Most theories having physical scales involved (namely, almost all the theories in physics) are actually *not* conformally invariant, because, to start with, they cannot be scale invariant.

and where are they encountered ?

Classical mechanics, fluid dynamics, quantum mechanics and quantum field theory are all not conformally invariant, at least in their full generalisation (low dimensional massless bosons quantum field theories are, instead).

In which areas of Physics are they a big hurdle ?

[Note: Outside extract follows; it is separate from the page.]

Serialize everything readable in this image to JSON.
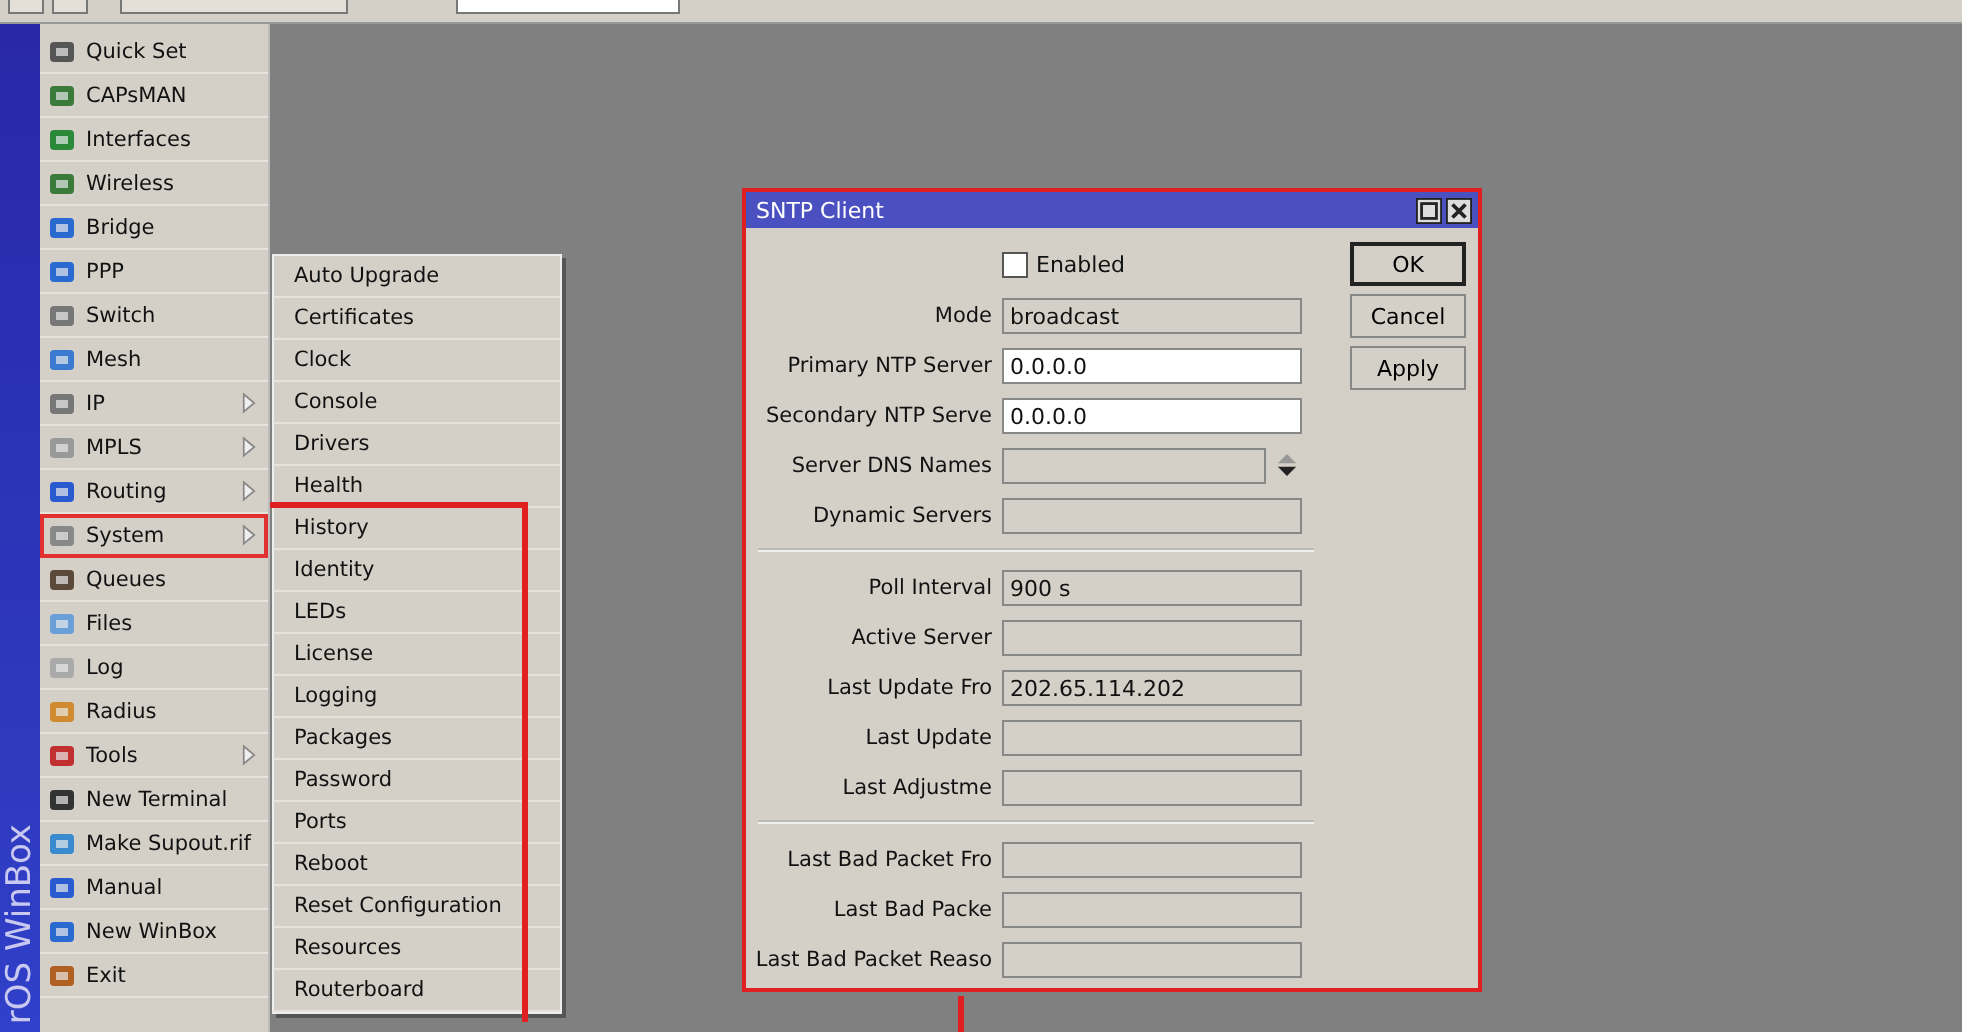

Not sure what you really mean by that. All the above are, to most extends, fully investigated. Every field theory is expected to have a symmetry group, namely the action is supposed to be invariant under some set of transformations (although it needs not necessarily be so). Once the symmetry group is specified, standard tools like, for instance, the Noether theorem, provide insights on conserved quantities that might help solving the equations of motion by simplifying some particular features. Large symmetry groups very often result in pretty *rigid* theories, where rigid means that there are almost no degrees of freedom for the dynamics (see also topological field theories).